A protein with covalently bound carbohydrates.
a protein, such as mucin, containing a carbohydrate radical and a simple protein; glucoprotein.Carbohydrate is present in the blood in the form of glucose. (C6H12O6)
A protein that has sugar molecules attached to it.
a protein which has carbohydrate molecules attached to it.
A specific type of protein that has one end sticking out from the outer wall of a cell.
a protein to which various types of sugar molecule have been attached that form an important component of the cell surface.
Any protein with one or more covalently linked oligosaccharide chains. Includes most secreted proteins and most proteins exposed on the outer surface of the plasma membrane.
A class of molecules in which one or more oligosaccharide chains are covalently linked to a protein; frequently found in the plasma membrane or secreted from the cell.
a conjugate molecule made up of both protein and carbohydrate components.
A protein containing a linked sugar or polysaccharide. Glycoproteins are most commonly the receptor molecules on the outer surfaces of cells and the proteins secreted from eukaryotic cells.
A compound containing a relatively small carbohydrate group attached to a large protein.
a conjugated protein having a carbohydrate component
a compound containing carbohydrate (or glycan) covalently linked to protein
a macromolecule A macromolecule is a molecule composed of a very large number of atoms
A protein covalently linked to a sugar.
A protein with a oligosaccharide (sugar) attached to it
A molecule that is composed of a protein molecule linked to a carbohydrate molecule
Structure composed of protein and sugar subunits that spans the cell membrane
A protein that has glycans (a type of sugar) attached.
A conjugated protein found in blood.
A conjugated (joined together) protein in which the nonprotein group is a carbohydrate (such as sugar, starch, or cellulose).
A protein that carries attached to it a number of glycans. The PrP protein has two such chains attached, and it is thought it is the difference in the glycan's make-up that separates the different strains of TSEs.
a small unit made up of a sugar and a protein molecule, often part of a cell's membrane. Glycoproteins make up the envelope of HIV (e.g., gp120, gp160 [numbers denote molecular weight]).
Any of a group of conjugated proteins that contain a carbohydrate as the nonprotein component.
A molecule that consists of a carbohydrate plus a protein.
A category of macromolecules in which a single polysaccharide or group of polysaccharides are combined with a protein.
Glycoprotein is a protein with attached branching carbohydrates. Many membrane proteins are glycoproteins. These may function in cell-to-cell recognition, such as in human blood groups and immune system responses, as well as in resisting the compression of cells. Examples include cell-bound fibronectin.
A protein compound that also contains carbohydrate

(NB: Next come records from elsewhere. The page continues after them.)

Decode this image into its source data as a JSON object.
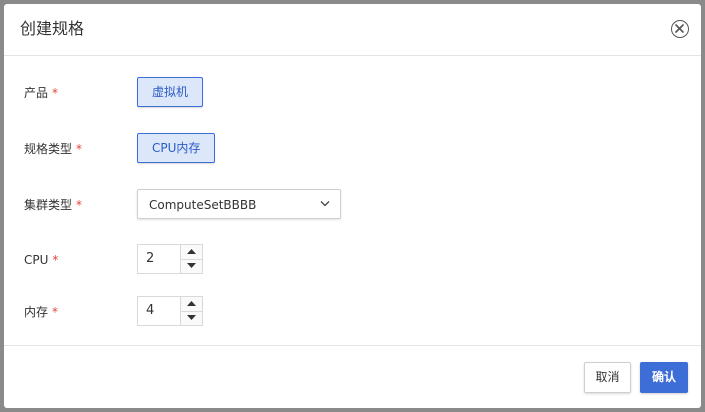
{
  "dialog": {
    "title": "创建规格"
  },
  "form": {
    "required_mark": "*",
    "product": {
      "label": "产品",
      "value": "虚拟机"
    },
    "spec_type": {
      "label": "规格类型",
      "value": "CPU内存"
    },
    "cluster_type": {
      "label": "集群类型",
      "value": "ComputeSetBBBB"
    },
    "cpu": {
      "label": "CPU",
      "value": "2"
    },
    "memory": {
      "label": "内存",
      "value": "4"
    }
  },
  "footer": {
    "cancel_label": "取消",
    "confirm_label": "确认"
  },
  "colors": {
    "accent": "#3d6dd6",
    "required": "#e0463a"
  }
}
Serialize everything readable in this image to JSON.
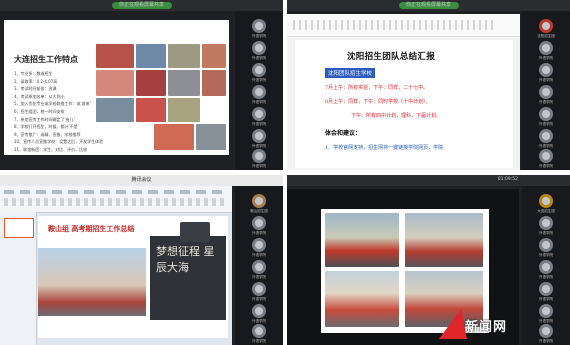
{
  "q1": {
    "title": "你正在观看屏幕共享",
    "slide_title": "大连招生工作特点",
    "points": [
      "1、专业多：数或招生",
      "2、录取率：4.2-4.07高",
      "3、考试时间紧张：选课",
      "4、考试参加名单：从大到小",
      "5、加入优化专业或学校联络工作：或'谁来'",
      "6、招生组团，统一时间安排",
      "7、参加宣传工作时间确定了'有几'",
      "8、学校打开招生，时候，都计'不是'",
      "9、宣传推广：或精，宣推、学校推荐",
      "10、宣传人员宣推学校：设置之后，开发学生体验",
      "11、联谊新团：学生、对比、评价、比较"
    ]
  },
  "q2": {
    "title": "你正在观看屏幕共享",
    "doc_heading": "沈阳招生团队总结汇报",
    "group_label": "沈阳团队招生学校",
    "lines": [
      "7月上午：所有实验，下午：同样，二十七中。",
      "8月上午：同样，下午：同时学校（十中计划）。",
      "下午：所有四中计划，理科，下届计划。",
      "体会和建议：",
      "1、学校官网支持，招生网将一键链接学院网页，学院"
    ]
  },
  "q3": {
    "title": "腾讯会议",
    "slide_title": "鞍山组 高考期招生工作总结",
    "banner_text": "梦想征程 星辰大海"
  },
  "q4": {
    "title": "",
    "watermark": "新闻网"
  },
  "side_q1": [
    "外语学院",
    "外语学院",
    "外语学院",
    "外语学院",
    "外语学院",
    "外语学院",
    "外语学院"
  ],
  "side_q2": [
    "沈阳招生团",
    "外语学院",
    "外语学院",
    "外语学院",
    "外语学院",
    "外语学院",
    "外语学院"
  ],
  "side_q3": [
    "鞍山招生团",
    "外语学院",
    "外语学院",
    "外语学院",
    "外语学院",
    "外语学院",
    "外语学院"
  ],
  "side_q4": [
    "大连招生团",
    "外语学院",
    "外语学院",
    "外语学院",
    "外语学院",
    "外语学院",
    "外语学院"
  ],
  "colors": {
    "accent_red": "#e0262a",
    "doc_blue": "#2b5bbf",
    "meeting_green": "#3a8d3f"
  },
  "clock": "01:09:52"
}
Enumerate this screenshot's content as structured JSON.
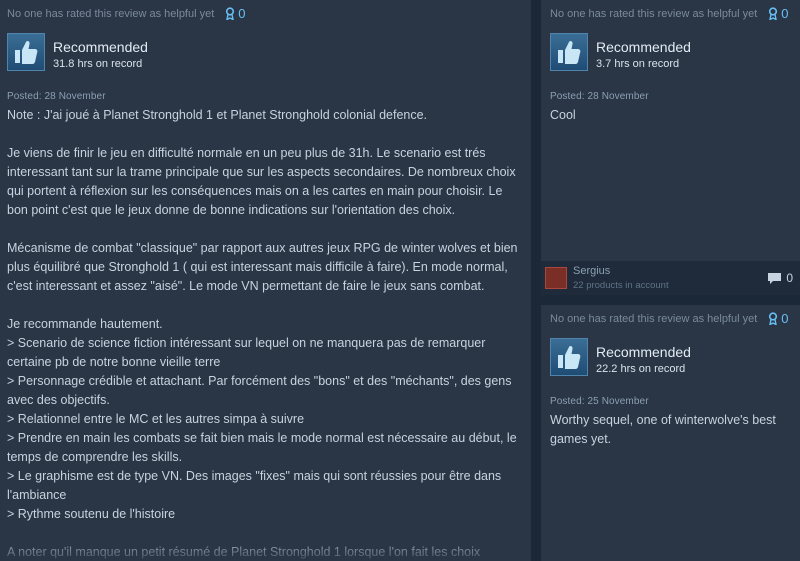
{
  "reviews": [
    {
      "helpful_text": "No one has rated this review as helpful yet",
      "award_count": "0",
      "verdict": "Recommended",
      "hours": "31.8 hrs on record",
      "posted": "Posted: 28 November",
      "body": "Note : J'ai joué à Planet Stronghold 1 et Planet Stronghold colonial defence.\n\nJe viens de finir le jeu en difficulté normale en un peu plus de 31h. Le scenario est trés interessant tant sur la trame principale que sur les aspects secondaires. De nombreux choix qui portent à réflexion sur les conséquences mais on a les cartes en main pour choisir. Le bon point c'est que le jeux donne de bonne indications sur l'orientation des choix.\n\nMécanisme de combat \"classique\" par rapport aux autres jeux RPG de winter wolves et bien plus équilibré que Stronghold 1 ( qui est interessant mais difficile à faire). En mode normal, c'est interessant et assez \"aisé\". Le mode VN permettant de faire le jeux sans combat.\n\nJe recommande hautement.\n> Scenario de science fiction intéressant sur lequel on ne manquera pas de remarquer certaine pb de notre bonne vieille terre\n> Personnage crédible et attachant. Par forcément des \"bons\" et des \"méchants\", des gens avec des objectifs.\n> Relationnel entre le MC et les autres simpa à suivre\n> Prendre en main les combats se fait bien mais le mode normal est nécessaire au début, le temps de comprendre les skills.\n> Le graphisme est de type VN. Des images \"fixes\" mais qui sont réussies pour être dans l'ambiance\n> Rythme soutenu de l'histoire\n\nA noter qu'il manque un petit résumé de Planet Stronghold 1 lorsque l'on fait les choix"
    },
    {
      "helpful_text": "No one has rated this review as helpful yet",
      "award_count": "0",
      "verdict": "Recommended",
      "hours": "3.7 hrs on record",
      "posted": "Posted: 28 November",
      "body": "Cool",
      "author": {
        "name": "Sergius",
        "products": "22 products in account"
      },
      "comment_count": "0"
    },
    {
      "helpful_text": "No one has rated this review as helpful yet",
      "award_count": "0",
      "verdict": "Recommended",
      "hours": "22.2 hrs on record",
      "posted": "Posted: 25 November",
      "body": "Worthy sequel, one of winterwolve's best games yet."
    }
  ],
  "colors": {
    "background": "#1b2838",
    "card": "#2a3545",
    "accent": "#66c0f4"
  },
  "icons": {
    "award": "award-ribbon-icon",
    "thumb": "thumbs-up-icon",
    "comment": "comment-bubble-icon"
  }
}
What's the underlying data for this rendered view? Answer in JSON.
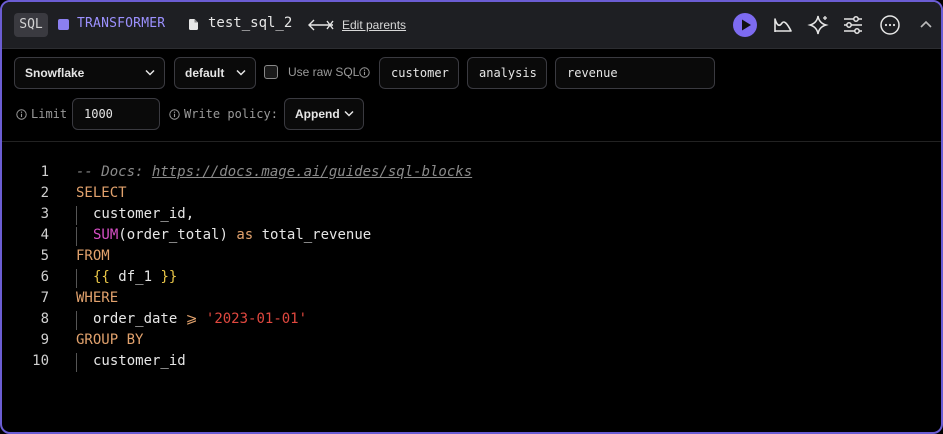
{
  "header": {
    "language_badge": "SQL",
    "block_type": "TRANSFORMER",
    "block_name": "test_sql_2",
    "edit_parents": "Edit parents",
    "accent": "#7d6bf0"
  },
  "toolbar": {
    "connection": "Snowflake",
    "profile": "default",
    "use_raw_sql_label": "Use raw SQL",
    "use_raw_sql_checked": false,
    "tags": [
      "customer",
      "analysis",
      "revenue"
    ],
    "limit_label": "Limit",
    "limit_value": "1000",
    "write_policy_label": "Write policy:",
    "write_policy": "Append"
  },
  "editor": {
    "line_numbers": [
      "1",
      "2",
      "3",
      "4",
      "5",
      "6",
      "7",
      "8",
      "9",
      "10"
    ],
    "lines": [
      [
        {
          "t": "cmt",
          "v": "-- Docs: "
        },
        {
          "t": "link",
          "v": "https://docs.mage.ai/guides/sql-blocks"
        }
      ],
      [
        {
          "t": "kw",
          "v": "SELECT"
        }
      ],
      [
        {
          "t": "id",
          "v": "customer_id,"
        }
      ],
      [
        {
          "t": "fn",
          "v": "SUM"
        },
        {
          "t": "id",
          "v": "(order_total) "
        },
        {
          "t": "kw",
          "v": "as"
        },
        {
          "t": "id",
          "v": " total_revenue"
        }
      ],
      [
        {
          "t": "kw",
          "v": "FROM"
        }
      ],
      [
        {
          "t": "brace",
          "v": "{{"
        },
        {
          "t": "id",
          "v": " df_1 "
        },
        {
          "t": "brace",
          "v": "}}"
        }
      ],
      [
        {
          "t": "kw",
          "v": "WHERE"
        }
      ],
      [
        {
          "t": "id",
          "v": "order_date "
        },
        {
          "t": "kw",
          "v": "⩾"
        },
        {
          "t": "id",
          "v": " "
        },
        {
          "t": "str",
          "v": "'2023-01-01'"
        }
      ],
      [
        {
          "t": "kw",
          "v": "GROUP BY"
        }
      ],
      [
        {
          "t": "id",
          "v": "customer_id"
        }
      ]
    ]
  }
}
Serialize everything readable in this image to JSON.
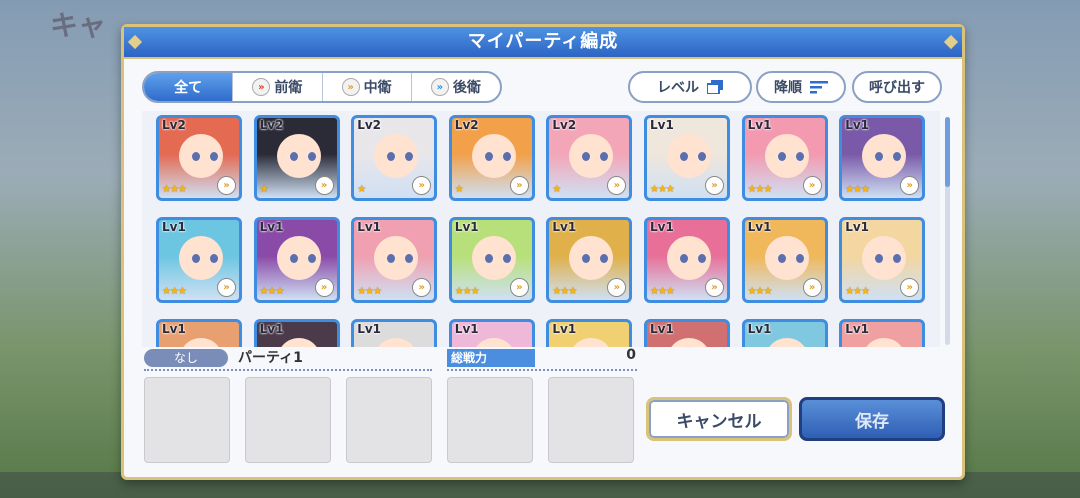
{
  "background": {
    "title": "キャ"
  },
  "dialog": {
    "title": "マイパーティ編成",
    "tabs": [
      {
        "label": "全て",
        "active": true
      },
      {
        "label": "前衛",
        "active": false
      },
      {
        "label": "中衛",
        "active": false
      },
      {
        "label": "後衛",
        "active": false
      }
    ],
    "sort_level_label": "レベル",
    "sort_order_label": "降順",
    "recall_label": "呼び出す",
    "characters": [
      {
        "level": "Lv2",
        "stars": "★★★",
        "color": "#e46a52"
      },
      {
        "level": "Lv2",
        "stars": "★",
        "color": "#2b2b38"
      },
      {
        "level": "Lv2",
        "stars": "★",
        "color": "#e9e6ea"
      },
      {
        "level": "Lv2",
        "stars": "★",
        "color": "#f2a04a"
      },
      {
        "level": "Lv2",
        "stars": "★",
        "color": "#f3a6b8"
      },
      {
        "level": "Lv1",
        "stars": "★★★",
        "color": "#efe6dc"
      },
      {
        "level": "Lv1",
        "stars": "★★★",
        "color": "#f39ab0"
      },
      {
        "level": "Lv1",
        "stars": "★★★",
        "color": "#7a5aa8"
      },
      {
        "level": "Lv1",
        "stars": "★★★",
        "color": "#6cc6e2"
      },
      {
        "level": "Lv1",
        "stars": "★★★",
        "color": "#8a4aa8"
      },
      {
        "level": "Lv1",
        "stars": "★★★",
        "color": "#f0a0b0"
      },
      {
        "level": "Lv1",
        "stars": "★★★",
        "color": "#b8e07a"
      },
      {
        "level": "Lv1",
        "stars": "★★★",
        "color": "#e0b04a"
      },
      {
        "level": "Lv1",
        "stars": "★★★",
        "color": "#e87098"
      },
      {
        "level": "Lv1",
        "stars": "★★★",
        "color": "#f0b85a"
      },
      {
        "level": "Lv1",
        "stars": "★★★",
        "color": "#f3d6a0"
      },
      {
        "level": "Lv1",
        "stars": "",
        "color": "#e8a070"
      },
      {
        "level": "Lv1",
        "stars": "",
        "color": "#4a3a4a"
      },
      {
        "level": "Lv1",
        "stars": "",
        "color": "#dcdcdc"
      },
      {
        "level": "Lv1",
        "stars": "",
        "color": "#f0b8d8"
      },
      {
        "level": "Lv1",
        "stars": "",
        "color": "#f0d070"
      },
      {
        "level": "Lv1",
        "stars": "",
        "color": "#d07070"
      },
      {
        "level": "Lv1",
        "stars": "",
        "color": "#80c8e0"
      },
      {
        "level": "Lv1",
        "stars": "",
        "color": "#f0a0a0"
      }
    ],
    "party": {
      "tag": "なし",
      "name": "パーティ1",
      "power_label": "総戦力",
      "power_value": "0",
      "slots": 5
    },
    "cancel_label": "キャンセル",
    "save_label": "保存"
  }
}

A form of macromolecule that is made of protein and carbohydrate through chemical bonding
A conjugated protein in which the nonprotein group is a carbohydrate (i.e., a sugar molecule); also called glucoprotein.
A protein that carries attatched to it some chains of sugars (glycans). PrP carries two of these chains and it has been suggested that it is different chains that actually separate the strains of TSEs.
a membrane-bound protein which has attached branching carbohydrates. These may function in cell-cell recognition, such as in human blood groups and immune system response, as well as in resisting compression of cells.
Proteins with covalently attached sugar units, either bonded via the OH group of serine or threonine (O-glycosylated) or through the amide NH2 of asparagine (N-glycosylated). Includes most secreted proteins (serum albumin is the major exception) and proteins exposed at the outer surface of the plasma membrane. Sugar residues found include:- mannose, N-acetyl glucosamine, N-acetyl galactosamine, galactose, fucose and sialic acid.
A protein molecule coated with sugars.
A glycoprotein is a biomolecule composed of a protein and a carbohydrate (an oligosaccharide). The carbohydrate is attached to the protein in a cotranslational or posttranslational modification. The addition of sugar chains can happen either at asparagine, and is termed N-glycosylation, or at hydroxylysine, hydroxyproline, serine, or threonine, and is termed O-glycosylation.